“Well, in that case, I am perfectly happy with what you got me.”

“Yeah, right,” Dean huffed.

“Why is that so hard to believe?” he asked, his brows tightly furrowed at Dean.

“Clothes, really?” Dean asked with an amused expression.

“Yes, Dean, really. I needed clothes, and you got me some. They seem to fit and they feel good.”

“But do you like the look?”

“Sure,” he shrugged. “Why not?”

“Don’t know,” he mumbled, staring into the soapy water. “I told you I don’t know what you like.”

“Believe me, Dean,” he said softly. “You know better than you think.”

“Well,” Dean said, his breath stocking slightly, as a nervous smile twitching around the corners of his lips, “that’s good.”

A warm smile lingered on Castiel’s face for a moment, as he held his look with Dean. Only slowly Dean forced his eyes off Cas, drawing a deep breath.

“Anyway, it’s good this wasn’t a total failure. We weren’t exactly sure how you would feel with this.”

“To be honest,” he began slowly, “I was a bit thrown off at first. But it actually was quite nice.”

“That’s good enough for me,” Dean laughed.

“But I have one question,” he said, slowly furrowing his brows.

“What’s that?”

“Why?”

“Why what?”

“Why this whole party? I never saw you do something similar for each other.”

“Well, no,” Dean admitted slowly, shook the water off his hands, and leaned against the sink. “We haven’t done anything like that since– Since before you and I met, and then only because I was dying.”
“Exactly,” Castiel nodded decisively. “Then why me?”

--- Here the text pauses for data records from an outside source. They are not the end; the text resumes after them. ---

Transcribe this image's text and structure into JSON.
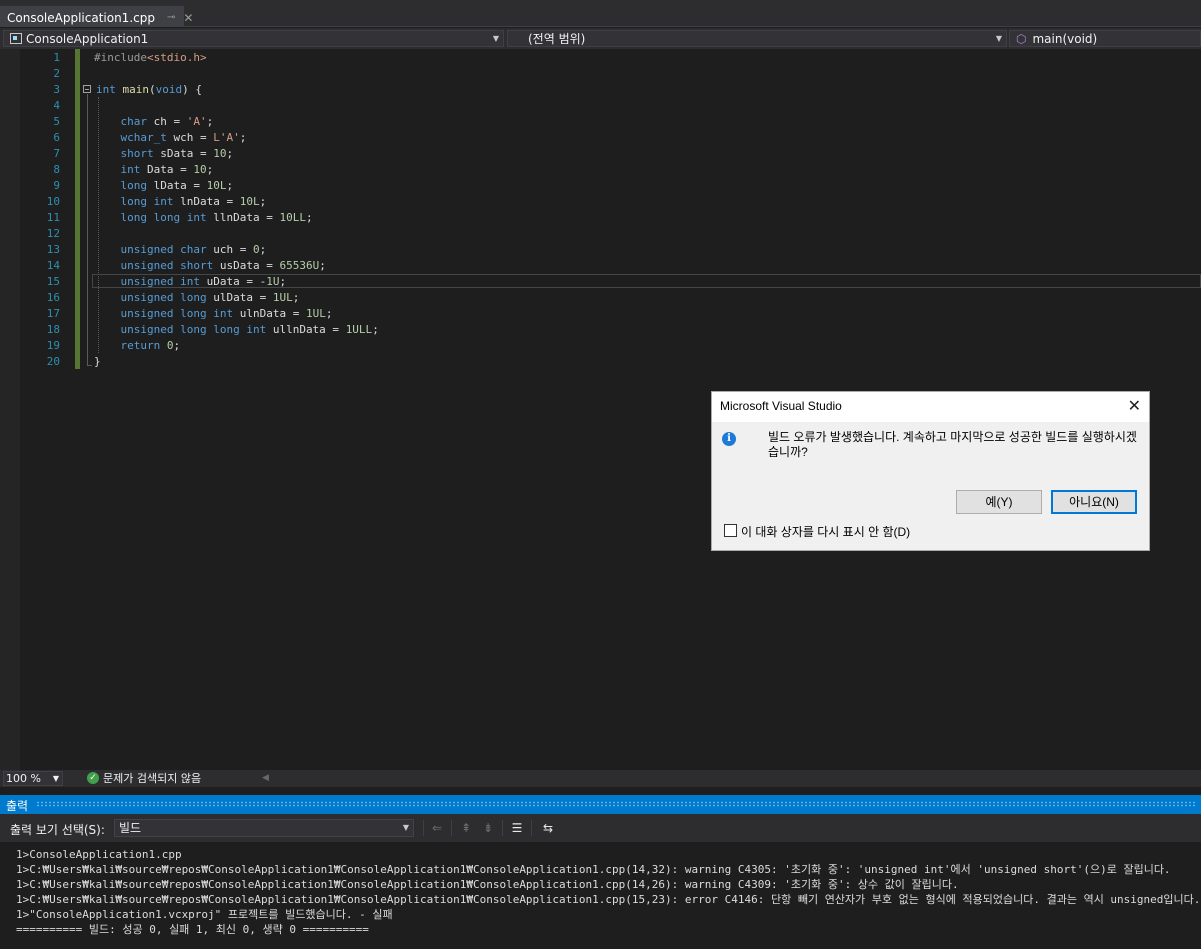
{
  "tab": {
    "filename": "ConsoleApplication1.cpp",
    "pin_glyph": "⊸",
    "close_glyph": "✕"
  },
  "navbar": {
    "project": "ConsoleApplication1",
    "scope": "(전역 범위)",
    "member": "main(void)"
  },
  "editor": {
    "line_numbers": [
      "1",
      "2",
      "3",
      "4",
      "5",
      "6",
      "7",
      "8",
      "9",
      "10",
      "11",
      "12",
      "13",
      "14",
      "15",
      "16",
      "17",
      "18",
      "19",
      "20"
    ],
    "lines": [
      [
        {
          "t": "#include",
          "c": "pp"
        },
        {
          "t": "<stdio.h>",
          "c": "inc"
        }
      ],
      [],
      [
        {
          "t": "int",
          "c": "kw"
        },
        {
          "t": " "
        },
        {
          "t": "main",
          "c": "fn"
        },
        {
          "t": "("
        },
        {
          "t": "void",
          "c": "kw"
        },
        {
          "t": ") {"
        }
      ],
      [],
      [
        {
          "t": "    "
        },
        {
          "t": "char",
          "c": "kw"
        },
        {
          "t": " ch = "
        },
        {
          "t": "'A'",
          "c": "str"
        },
        {
          "t": ";"
        }
      ],
      [
        {
          "t": "    "
        },
        {
          "t": "wchar_t",
          "c": "kw"
        },
        {
          "t": " wch = "
        },
        {
          "t": "L'A'",
          "c": "str"
        },
        {
          "t": ";"
        }
      ],
      [
        {
          "t": "    "
        },
        {
          "t": "short",
          "c": "kw"
        },
        {
          "t": " sData = "
        },
        {
          "t": "10",
          "c": "num"
        },
        {
          "t": ";"
        }
      ],
      [
        {
          "t": "    "
        },
        {
          "t": "int",
          "c": "kw"
        },
        {
          "t": " Data = "
        },
        {
          "t": "10",
          "c": "num"
        },
        {
          "t": ";"
        }
      ],
      [
        {
          "t": "    "
        },
        {
          "t": "long",
          "c": "kw"
        },
        {
          "t": " lData = "
        },
        {
          "t": "10L",
          "c": "num"
        },
        {
          "t": ";"
        }
      ],
      [
        {
          "t": "    "
        },
        {
          "t": "long int",
          "c": "kw"
        },
        {
          "t": " lnData = "
        },
        {
          "t": "10L",
          "c": "num"
        },
        {
          "t": ";"
        }
      ],
      [
        {
          "t": "    "
        },
        {
          "t": "long long int",
          "c": "kw"
        },
        {
          "t": " llnData = "
        },
        {
          "t": "10LL",
          "c": "num"
        },
        {
          "t": ";"
        }
      ],
      [],
      [
        {
          "t": "    "
        },
        {
          "t": "unsigned char",
          "c": "kw"
        },
        {
          "t": " uch = "
        },
        {
          "t": "0",
          "c": "num"
        },
        {
          "t": ";"
        }
      ],
      [
        {
          "t": "    "
        },
        {
          "t": "unsigned short",
          "c": "kw"
        },
        {
          "t": " usData = "
        },
        {
          "t": "65536U",
          "c": "num"
        },
        {
          "t": ";"
        }
      ],
      [
        {
          "t": "    "
        },
        {
          "t": "unsigned int",
          "c": "kw"
        },
        {
          "t": " uData = -"
        },
        {
          "t": "1U",
          "c": "num"
        },
        {
          "t": ";"
        }
      ],
      [
        {
          "t": "    "
        },
        {
          "t": "unsigned long",
          "c": "kw"
        },
        {
          "t": " ulData = "
        },
        {
          "t": "1UL",
          "c": "num"
        },
        {
          "t": ";"
        }
      ],
      [
        {
          "t": "    "
        },
        {
          "t": "unsigned long int",
          "c": "kw"
        },
        {
          "t": " ulnData = "
        },
        {
          "t": "1UL",
          "c": "num"
        },
        {
          "t": ";"
        }
      ],
      [
        {
          "t": "    "
        },
        {
          "t": "unsigned long long int",
          "c": "kw"
        },
        {
          "t": " ullnData = "
        },
        {
          "t": "1ULL",
          "c": "num"
        },
        {
          "t": ";"
        }
      ],
      [
        {
          "t": "    "
        },
        {
          "t": "return",
          "c": "kw"
        },
        {
          "t": " "
        },
        {
          "t": "0",
          "c": "num"
        },
        {
          "t": ";"
        }
      ],
      [
        {
          "t": "}"
        }
      ]
    ]
  },
  "status": {
    "zoom": "100 %",
    "issues": "문제가 검색되지 않음"
  },
  "output": {
    "title": "출력",
    "source_label": "출력 보기 선택(S):",
    "source_value": "빌드",
    "lines": [
      "1>ConsoleApplication1.cpp",
      "1>C:₩Users₩kali₩source₩repos₩ConsoleApplication1₩ConsoleApplication1₩ConsoleApplication1.cpp(14,32): warning C4305: '초기화 중': 'unsigned int'에서 'unsigned short'(으)로 잘립니다.",
      "1>C:₩Users₩kali₩source₩repos₩ConsoleApplication1₩ConsoleApplication1₩ConsoleApplication1.cpp(14,26): warning C4309: '초기화 중': 상수 값이 잘립니다.",
      "1>C:₩Users₩kali₩source₩repos₩ConsoleApplication1₩ConsoleApplication1₩ConsoleApplication1.cpp(15,23): error C4146: 단항 빼기 연산자가 부호 없는 형식에 적용되었습니다. 결과는 역시 unsigned입니다.",
      "1>\"ConsoleApplication1.vcxproj\" 프로젝트를 빌드했습니다. - 실패",
      "========== 빌드: 성공 0, 실패 1, 최신 0, 생략 0 =========="
    ]
  },
  "dialog": {
    "title": "Microsoft Visual Studio",
    "message": "빌드 오류가 발생했습니다. 계속하고 마지막으로 성공한 빌드를 실행하시겠습니까?",
    "yes": "예(Y)",
    "no": "아니요(N)",
    "dont_show": "이 대화 상자를 다시 표시 안 함(D)"
  }
}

“Because you deserve something nice, Cas. You,” he thought, shaking his head with a sigh, “you had a rough patch, ran out of luck for a while. And we wanted to do something for you, have you have a good idea, and since the date was around the corner, we figured it would work.”

For a moment Castiel fought with himself, the corners of his lips pulling up. “Still. You would deserve the same, why do you never–”

“We kind of grew out of it,” Dean said quietly. “Sometimes that just happens. Maybe because we spent too much time together or, I don’t know. Doesn’t matter,” he added when he saw the way Castiel looked at him. “As long as you were good with today, I’m happy.”

“I was, and I am,” Castiel replied with a smile.

“Good,” Dean replied, his grin returning, and pushed himself away from the sink. “I’m glad to hear that,” he added softly, and ruffled Castiel’s hair, some foam from his hand sticking to it.

He stilled, noticing what he was doing, and his smile slowly dropped.

Cas drew a few, quick breaths, his chest expanding, and his eyes fixed on Dean’s.

Neither of them noticed how they moved, only that the other steadily came closer, until their lips were only inches apart. Cas glanced up from Dean’s lush, pink lips, to his eyes, and quickly back down, letting his lids flutter shut, and their lips meet.

Under the soft feeling of Dean’s lips, and the buzzing that spread across his body, he barely noticed the air being punched out of his lungs, but noticed every little touch between them. Every time their chests bumped slightly into each other, ever time Dean’s tongue moved ever so slightly, brushing over lip, and every time the tip of his finger met any part of his body, until he ran the still slightly wet fingers over his bare neck, tracing his muscles, and disappeared in his hair, holding him close in the kiss.